[WHAT YOU SHOULD DO] Only lines containing the string "automatiquement" belong in the answer; copy all of them from the entries.
EXERCISE INPUT below:
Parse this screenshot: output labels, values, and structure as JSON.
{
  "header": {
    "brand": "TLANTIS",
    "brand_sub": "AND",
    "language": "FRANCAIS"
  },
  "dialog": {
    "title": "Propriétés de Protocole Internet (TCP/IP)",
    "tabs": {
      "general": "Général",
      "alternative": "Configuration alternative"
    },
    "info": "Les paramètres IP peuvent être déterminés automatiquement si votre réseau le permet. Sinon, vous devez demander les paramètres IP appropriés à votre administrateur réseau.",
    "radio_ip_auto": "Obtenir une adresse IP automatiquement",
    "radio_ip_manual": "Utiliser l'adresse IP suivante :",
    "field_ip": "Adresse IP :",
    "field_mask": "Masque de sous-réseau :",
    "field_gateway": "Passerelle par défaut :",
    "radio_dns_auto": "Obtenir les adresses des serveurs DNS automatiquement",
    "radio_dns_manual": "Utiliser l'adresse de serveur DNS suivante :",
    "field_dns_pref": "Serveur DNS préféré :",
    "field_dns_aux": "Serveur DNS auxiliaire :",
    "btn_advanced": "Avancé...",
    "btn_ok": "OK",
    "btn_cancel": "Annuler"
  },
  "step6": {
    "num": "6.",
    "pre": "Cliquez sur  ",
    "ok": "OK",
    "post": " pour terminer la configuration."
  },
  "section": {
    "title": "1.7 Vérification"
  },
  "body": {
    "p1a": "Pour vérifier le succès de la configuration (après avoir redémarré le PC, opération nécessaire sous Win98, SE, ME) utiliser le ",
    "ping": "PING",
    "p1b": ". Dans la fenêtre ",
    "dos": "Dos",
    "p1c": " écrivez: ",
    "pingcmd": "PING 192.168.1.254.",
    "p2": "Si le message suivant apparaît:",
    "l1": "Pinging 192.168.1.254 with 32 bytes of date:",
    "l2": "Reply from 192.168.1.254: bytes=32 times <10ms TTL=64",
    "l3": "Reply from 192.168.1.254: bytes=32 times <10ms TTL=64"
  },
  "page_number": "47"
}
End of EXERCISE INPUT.
[ANSWER BOX]
    "info": "Les paramètres IP peuvent être déterminés automatiquement si votre réseau le permet. Sinon, vous devez demander les paramètres IP appropriés à votre administrateur réseau.",
    "radio_ip_auto": "Obtenir une adresse IP automatiquement",
    "radio_dns_auto": "Obtenir les adresses des serveurs DNS automatiquement",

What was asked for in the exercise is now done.